## [EXERCISE DESCRIPTION]
Make an exact copy of the entries, and keep any pictures out of it.

# # # # #

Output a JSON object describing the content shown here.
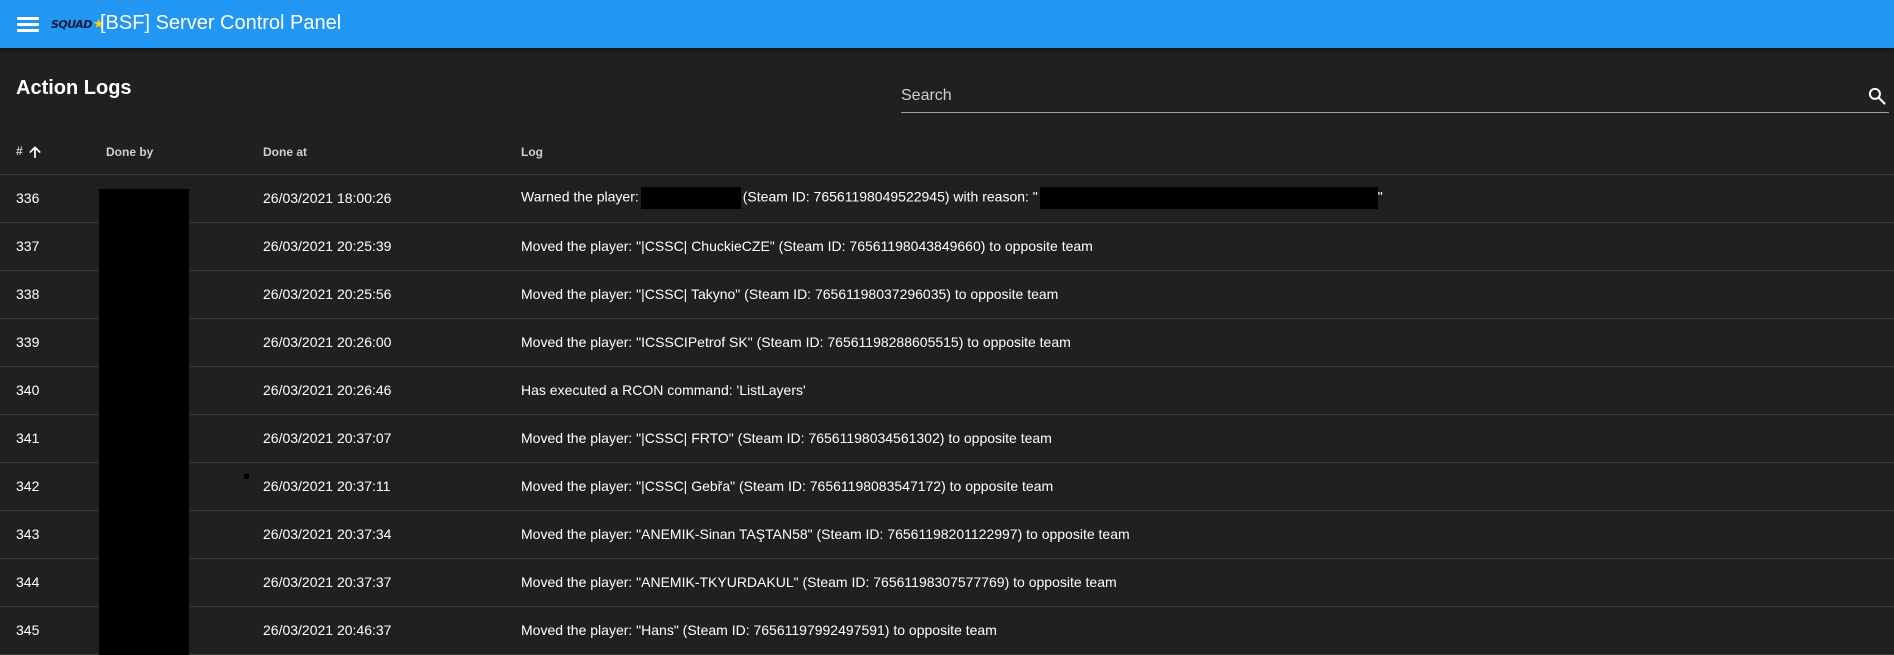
{
  "app": {
    "title": "[BSF] Server Control Panel",
    "logo_text": "SQUAD",
    "accent_color": "#2196f3",
    "background_color": "#202020"
  },
  "page": {
    "title": "Action Logs"
  },
  "search": {
    "placeholder": "Search",
    "value": ""
  },
  "table": {
    "columns": [
      "#",
      "Done by",
      "Done at",
      "Log"
    ],
    "sort": {
      "column": "#",
      "direction": "ascending"
    },
    "rows": [
      {
        "id": "336",
        "done_at": "26/03/2021 18:00:26",
        "log_prefix": "Warned the player:",
        "log_mid": "(Steam ID: 76561198049522945) with reason: \"",
        "log_suffix": "\""
      },
      {
        "id": "337",
        "done_at": "26/03/2021 20:25:39",
        "log": "Moved the player: \"|CSSC| ChuckieCZE\" (Steam ID: 76561198043849660) to opposite team"
      },
      {
        "id": "338",
        "done_at": "26/03/2021 20:25:56",
        "log": "Moved the player: \"|CSSC| Takyno\" (Steam ID: 76561198037296035) to opposite team"
      },
      {
        "id": "339",
        "done_at": "26/03/2021 20:26:00",
        "log": "Moved the player: \"ICSSCIPetrof SK\" (Steam ID: 76561198288605515) to opposite team"
      },
      {
        "id": "340",
        "done_at": "26/03/2021 20:26:46",
        "log": "Has executed a RCON command: 'ListLayers'"
      },
      {
        "id": "341",
        "done_at": "26/03/2021 20:37:07",
        "log": "Moved the player: \"|CSSC| FRTO\" (Steam ID: 76561198034561302) to opposite team"
      },
      {
        "id": "342",
        "done_at": "26/03/2021 20:37:11",
        "log": "Moved the player: \"|CSSC| Gebřa\" (Steam ID: 76561198083547172) to opposite team"
      },
      {
        "id": "343",
        "done_at": "26/03/2021 20:37:34",
        "log": "Moved the player: \"ANEMIK-Sinan TAŞTAN58\" (Steam ID: 76561198201122997) to opposite team"
      },
      {
        "id": "344",
        "done_at": "26/03/2021 20:37:37",
        "log": "Moved the player: \"ANEMIK-TKYURDAKUL\" (Steam ID: 76561198307577769) to opposite team"
      },
      {
        "id": "345",
        "done_at": "26/03/2021 20:46:37",
        "log": "Moved the player: \"Hans\" (Steam ID: 76561197992497591) to opposite team"
      }
    ]
  }
}
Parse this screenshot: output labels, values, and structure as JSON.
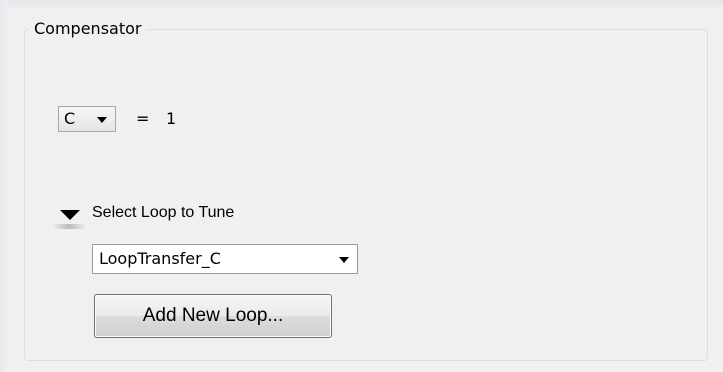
{
  "compensator": {
    "title": "Compensator",
    "selector": {
      "value": "C"
    },
    "equals": "=",
    "value": "1"
  },
  "loop": {
    "section_label": "Select Loop to Tune",
    "dropdown": {
      "selected": "LoopTransfer_C"
    },
    "add_button_label": "Add New Loop..."
  },
  "icons": {
    "selector_arrow": "chevron-down-icon",
    "expander": "expand-triangle-icon"
  },
  "colors": {
    "background": "#f0f0f0",
    "group_border": "#d5dfe5",
    "button_border": "#707070"
  }
}
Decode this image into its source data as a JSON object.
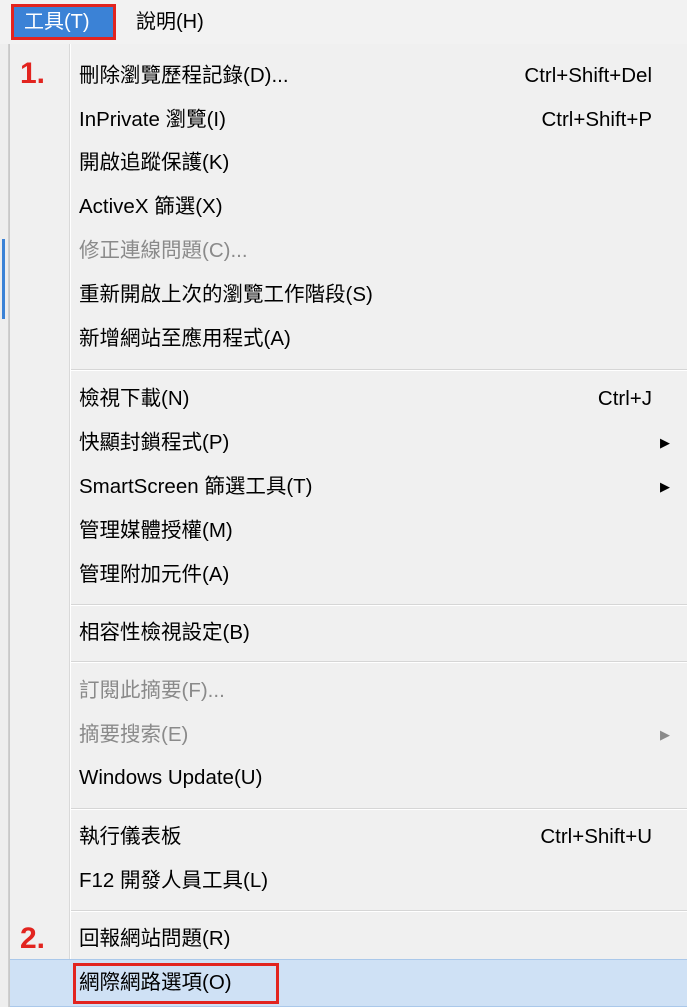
{
  "menubar": {
    "tools": "工具(T)",
    "help": "說明(H)"
  },
  "annotations": {
    "step1": "1.",
    "step2": "2."
  },
  "menu": {
    "items": [
      {
        "label": "刪除瀏覽歷程記錄(D)...",
        "shortcut": "Ctrl+Shift+Del"
      },
      {
        "label": "InPrivate 瀏覽(I)",
        "shortcut": "Ctrl+Shift+P"
      },
      {
        "label": "開啟追蹤保護(K)"
      },
      {
        "label": "ActiveX 篩選(X)"
      },
      {
        "label": "修正連線問題(C)..."
      },
      {
        "label": "重新開啟上次的瀏覽工作階段(S)"
      },
      {
        "label": "新增網站至應用程式(A)"
      },
      {
        "label": "檢視下載(N)",
        "shortcut": "Ctrl+J"
      },
      {
        "label": "快顯封鎖程式(P)"
      },
      {
        "label": "SmartScreen 篩選工具(T)"
      },
      {
        "label": "管理媒體授權(M)"
      },
      {
        "label": "管理附加元件(A)"
      },
      {
        "label": "相容性檢視設定(B)"
      },
      {
        "label": "訂閱此摘要(F)..."
      },
      {
        "label": "摘要搜索(E)"
      },
      {
        "label": "Windows Update(U)"
      },
      {
        "label": "執行儀表板",
        "shortcut": "Ctrl+Shift+U"
      },
      {
        "label": "F12 開發人員工具(L)"
      },
      {
        "label": "回報網站問題(R)"
      },
      {
        "label": "網際網路選項(O)"
      }
    ],
    "submenu_arrow": "▶"
  },
  "colors": {
    "accent": "#3b82d6",
    "annotation_red": "#e2241f",
    "disabled_text": "#8a8a8a",
    "highlight": "#cfe1f5"
  }
}
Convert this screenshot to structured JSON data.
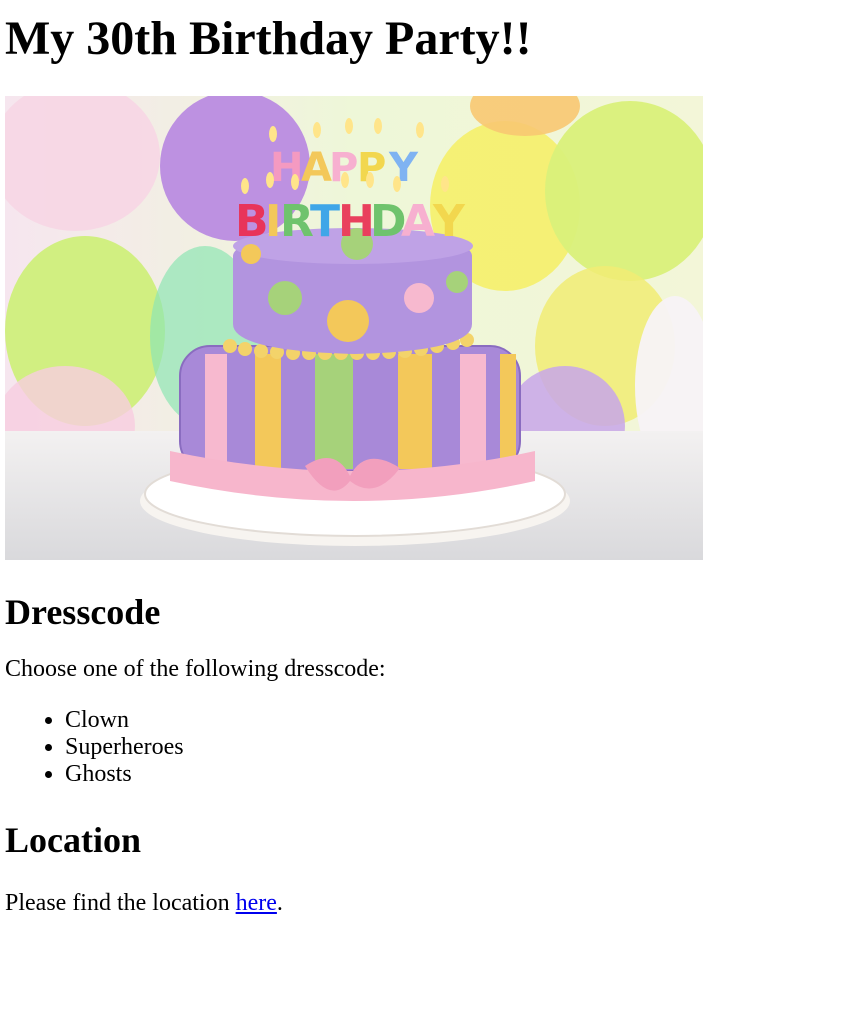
{
  "page": {
    "title": "My 30th Birthday Party!!"
  },
  "hero": {
    "image_semantic": "birthday-cake-photo",
    "cake_topper_text": "HAPPY BIRTHDAY"
  },
  "dresscode": {
    "heading": "Dresscode",
    "intro": "Choose one of the following dresscode:",
    "items": [
      "Clown",
      "Superheroes",
      "Ghosts"
    ]
  },
  "location": {
    "heading": "Location",
    "text_before": "Please find the location ",
    "link_label": "here",
    "text_after": "."
  },
  "colors": {
    "link": "#0000ee",
    "text": "#000000",
    "background": "#ffffff"
  }
}
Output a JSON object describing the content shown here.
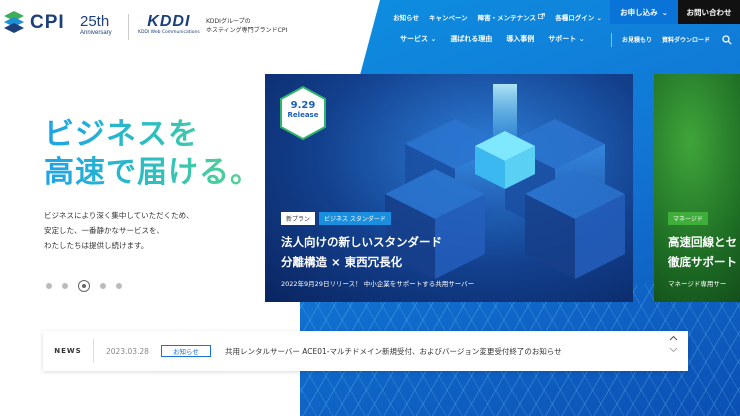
{
  "header": {
    "logo_text": "CPI",
    "anniversary_number": "25th",
    "anniversary_label": "Anniversary",
    "partner_logo": "KDDI",
    "partner_sub": "KDDI Web Communications",
    "partner_desc_line1": "KDDIグループの",
    "partner_desc_line2": "ホスティング専門ブランドCPI",
    "utility_links": [
      "お知らせ",
      "キャンペーン",
      "障害・メンテナンス",
      "各種ログイン"
    ],
    "apply_label": "お申し込み",
    "contact_label": "お問い合わせ",
    "main_nav": [
      "サービス",
      "選ばれる理由",
      "導入事例",
      "サポート"
    ],
    "sub_nav": [
      "お見積もり",
      "資料ダウンロード"
    ]
  },
  "hero": {
    "headline_line1": "ビジネスを",
    "headline_line2": "高速で届ける。",
    "sub_line1": "ビジネスにより深く集中していただくため、",
    "sub_line2": "安定した、一番静かなサービスを、",
    "sub_line3": "わたしたちは提供し続けます。",
    "slide_count": 5,
    "active_slide": 3
  },
  "slides": [
    {
      "badge_date": "9.29",
      "badge_label": "Release",
      "tags": [
        "新プラン",
        "ビジネス スタンダード"
      ],
      "title_line1": "法人向けの新しいスタンダード",
      "title_line2": "分離構造 × 東西冗長化",
      "desc": "2022年9月29日リリース！ 中小企業をサポートする共用サーバー"
    },
    {
      "tag": "マネージド",
      "title_line1": "高速回線とセ",
      "title_line2": "徹底サポート",
      "desc": "マネージド専用サー"
    }
  ],
  "news": {
    "label": "NEWS",
    "date": "2023.03.28",
    "category": "お知らせ",
    "text": "共用レンタルサーバー ACE01-マルチドメイン新規受付、およびバージョン変更受付終了のお知らせ"
  }
}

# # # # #

## [PROBLEM SOLUTION]
Output a JSON object describing the content shown here.
{
  "app": {
    "title": "[BSF] Server Control Panel",
    "logo_text": "SQUAD",
    "accent_color": "#2196f3",
    "background_color": "#202020"
  },
  "page": {
    "title": "Action Logs"
  },
  "search": {
    "placeholder": "Search",
    "value": ""
  },
  "table": {
    "columns": [
      "#",
      "Done by",
      "Done at",
      "Log"
    ],
    "sort": {
      "column": "#",
      "direction": "ascending"
    },
    "rows": [
      {
        "id": "336",
        "done_at": "26/03/2021 18:00:26",
        "log_prefix": "Warned the player:",
        "log_mid": "(Steam ID: 76561198049522945) with reason: \"",
        "log_suffix": "\""
      },
      {
        "id": "337",
        "done_at": "26/03/2021 20:25:39",
        "log": "Moved the player: \"|CSSC| ChuckieCZE\" (Steam ID: 76561198043849660) to opposite team"
      },
      {
        "id": "338",
        "done_at": "26/03/2021 20:25:56",
        "log": "Moved the player: \"|CSSC| Takyno\" (Steam ID: 76561198037296035) to opposite team"
      },
      {
        "id": "339",
        "done_at": "26/03/2021 20:26:00",
        "log": "Moved the player: \"ICSSCIPetrof SK\" (Steam ID: 76561198288605515) to opposite team"
      },
      {
        "id": "340",
        "done_at": "26/03/2021 20:26:46",
        "log": "Has executed a RCON command: 'ListLayers'"
      },
      {
        "id": "341",
        "done_at": "26/03/2021 20:37:07",
        "log": "Moved the player: \"|CSSC| FRTO\" (Steam ID: 76561198034561302) to opposite team"
      },
      {
        "id": "342",
        "done_at": "26/03/2021 20:37:11",
        "log": "Moved the player: \"|CSSC| Gebřa\" (Steam ID: 76561198083547172) to opposite team"
      },
      {
        "id": "343",
        "done_at": "26/03/2021 20:37:34",
        "log": "Moved the player: \"ANEMIK-Sinan TAŞTAN58\" (Steam ID: 76561198201122997) to opposite team"
      },
      {
        "id": "344",
        "done_at": "26/03/2021 20:37:37",
        "log": "Moved the player: \"ANEMIK-TKYURDAKUL\" (Steam ID: 76561198307577769) to opposite team"
      },
      {
        "id": "345",
        "done_at": "26/03/2021 20:46:37",
        "log": "Moved the player: \"Hans\" (Steam ID: 76561197992497591) to opposite team"
      }
    ]
  }
}
Parse this screenshot: output labels, values, and structure as JSON.
{
  "compensator": {
    "title": "Compensator",
    "selector": {
      "value": "C"
    },
    "equals": "=",
    "value": "1"
  },
  "loop": {
    "section_label": "Select Loop to Tune",
    "dropdown": {
      "selected": "LoopTransfer_C"
    },
    "add_button_label": "Add New Loop..."
  },
  "icons": {
    "selector_arrow": "chevron-down-icon",
    "expander": "expand-triangle-icon"
  },
  "colors": {
    "background": "#f0f0f0",
    "group_border": "#d5dfe5",
    "button_border": "#707070"
  }
}
Decode this image into its source data as a JSON object.
{
  "menubar": {
    "tools": "工具(T)",
    "help": "說明(H)"
  },
  "annotations": {
    "step1": "1.",
    "step2": "2."
  },
  "menu": {
    "items": [
      {
        "label": "刪除瀏覽歷程記錄(D)...",
        "shortcut": "Ctrl+Shift+Del"
      },
      {
        "label": "InPrivate 瀏覽(I)",
        "shortcut": "Ctrl+Shift+P"
      },
      {
        "label": "開啟追蹤保護(K)"
      },
      {
        "label": "ActiveX 篩選(X)"
      },
      {
        "label": "修正連線問題(C)..."
      },
      {
        "label": "重新開啟上次的瀏覽工作階段(S)"
      },
      {
        "label": "新增網站至應用程式(A)"
      },
      {
        "label": "檢視下載(N)",
        "shortcut": "Ctrl+J"
      },
      {
        "label": "快顯封鎖程式(P)"
      },
      {
        "label": "SmartScreen 篩選工具(T)"
      },
      {
        "label": "管理媒體授權(M)"
      },
      {
        "label": "管理附加元件(A)"
      },
      {
        "label": "相容性檢視設定(B)"
      },
      {
        "label": "訂閱此摘要(F)..."
      },
      {
        "label": "摘要搜索(E)"
      },
      {
        "label": "Windows Update(U)"
      },
      {
        "label": "執行儀表板",
        "shortcut": "Ctrl+Shift+U"
      },
      {
        "label": "F12 開發人員工具(L)"
      },
      {
        "label": "回報網站問題(R)"
      },
      {
        "label": "網際網路選項(O)"
      }
    ],
    "submenu_arrow": "▶"
  },
  "colors": {
    "accent": "#3b82d6",
    "annotation_red": "#e2241f",
    "disabled_text": "#8a8a8a",
    "highlight": "#cfe1f5"
  }
}
Convert this screenshot to structured JSON data.
{
  "page": {
    "title": "My 30th Birthday Party!!"
  },
  "hero": {
    "image_semantic": "birthday-cake-photo",
    "cake_topper_text": "HAPPY BIRTHDAY"
  },
  "dresscode": {
    "heading": "Dresscode",
    "intro": "Choose one of the following dresscode:",
    "items": [
      "Clown",
      "Superheroes",
      "Ghosts"
    ]
  },
  "location": {
    "heading": "Location",
    "text_before": "Please find the location ",
    "link_label": "here",
    "text_after": "."
  },
  "colors": {
    "link": "#0000ee",
    "text": "#000000",
    "background": "#ffffff"
  }
}
Output a JSON object describing the content shown here.
{
  "header": {
    "logo_text": "CPI",
    "anniversary_number": "25th",
    "anniversary_label": "Anniversary",
    "partner_logo": "KDDI",
    "partner_sub": "KDDI Web Communications",
    "partner_desc_line1": "KDDIグループの",
    "partner_desc_line2": "ホスティング専門ブランドCPI",
    "utility_links": [
      "お知らせ",
      "キャンペーン",
      "障害・メンテナンス",
      "各種ログイン"
    ],
    "apply_label": "お申し込み",
    "contact_label": "お問い合わせ",
    "main_nav": [
      "サービス",
      "選ばれる理由",
      "導入事例",
      "サポート"
    ],
    "sub_nav": [
      "お見積もり",
      "資料ダウンロード"
    ]
  },
  "hero": {
    "headline_line1": "ビジネスを",
    "headline_line2": "高速で届ける。",
    "sub_line1": "ビジネスにより深く集中していただくため、",
    "sub_line2": "安定した、一番静かなサービスを、",
    "sub_line3": "わたしたちは提供し続けます。",
    "slide_count": 5,
    "active_slide": 3
  },
  "slides": [
    {
      "badge_date": "9.29",
      "badge_label": "Release",
      "tags": [
        "新プラン",
        "ビジネス スタンダード"
      ],
      "title_line1": "法人向けの新しいスタンダード",
      "title_line2": "分離構造 × 東西冗長化",
      "desc": "2022年9月29日リリース！ 中小企業をサポートする共用サーバー"
    },
    {
      "tag": "マネージド",
      "title_line1": "高速回線とセ",
      "title_line2": "徹底サポート",
      "desc": "マネージド専用サー"
    }
  ],
  "news": {
    "label": "NEWS",
    "date": "2023.03.28",
    "category": "お知らせ",
    "text": "共用レンタルサーバー ACE01-マルチドメイン新規受付、およびバージョン変更受付終了のお知らせ"
  }
}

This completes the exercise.